• Instructions for the task: Please return the whole listing, character for character.

• Provided data:
● ● ● ● ●

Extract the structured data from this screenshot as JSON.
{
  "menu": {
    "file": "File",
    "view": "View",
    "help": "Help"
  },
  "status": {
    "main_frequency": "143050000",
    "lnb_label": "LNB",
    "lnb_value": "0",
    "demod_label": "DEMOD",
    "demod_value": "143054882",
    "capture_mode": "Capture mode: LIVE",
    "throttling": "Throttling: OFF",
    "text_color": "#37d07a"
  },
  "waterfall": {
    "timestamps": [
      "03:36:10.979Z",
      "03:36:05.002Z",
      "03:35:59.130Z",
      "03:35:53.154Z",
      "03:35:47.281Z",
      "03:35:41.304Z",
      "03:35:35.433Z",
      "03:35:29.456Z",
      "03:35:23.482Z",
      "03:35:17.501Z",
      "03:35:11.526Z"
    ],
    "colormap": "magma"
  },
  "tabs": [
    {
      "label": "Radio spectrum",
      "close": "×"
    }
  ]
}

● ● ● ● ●

• Expected answer:
Extract the structured data from this screenshot as JSON.
{
  "menu": {
    "file": "File",
    "view": "View",
    "help": "Help"
  },
  "status": {
    "main_frequency": "143050000",
    "lnb_label": "LNB",
    "lnb_value": "0",
    "demod_label": "DEMOD",
    "demod_value": "143054882",
    "capture_mode": "Capture mode: LIVE",
    "throttling": "Throttling: OFF",
    "text_color": "#37d07a"
  },
  "waterfall": {
    "timestamps": [
      "03:36:10.979Z",
      "03:36:05.002Z",
      "03:35:59.130Z",
      "03:35:53.154Z",
      "03:35:47.281Z",
      "03:35:41.304Z",
      "03:35:35.433Z",
      "03:35:29.456Z",
      "03:35:23.482Z",
      "03:35:17.501Z",
      "03:35:11.526Z"
    ],
    "colormap": "magma"
  },
  "tabs": [
    {
      "label": "Radio spectrum",
      "close": "×"
    }
  ]
}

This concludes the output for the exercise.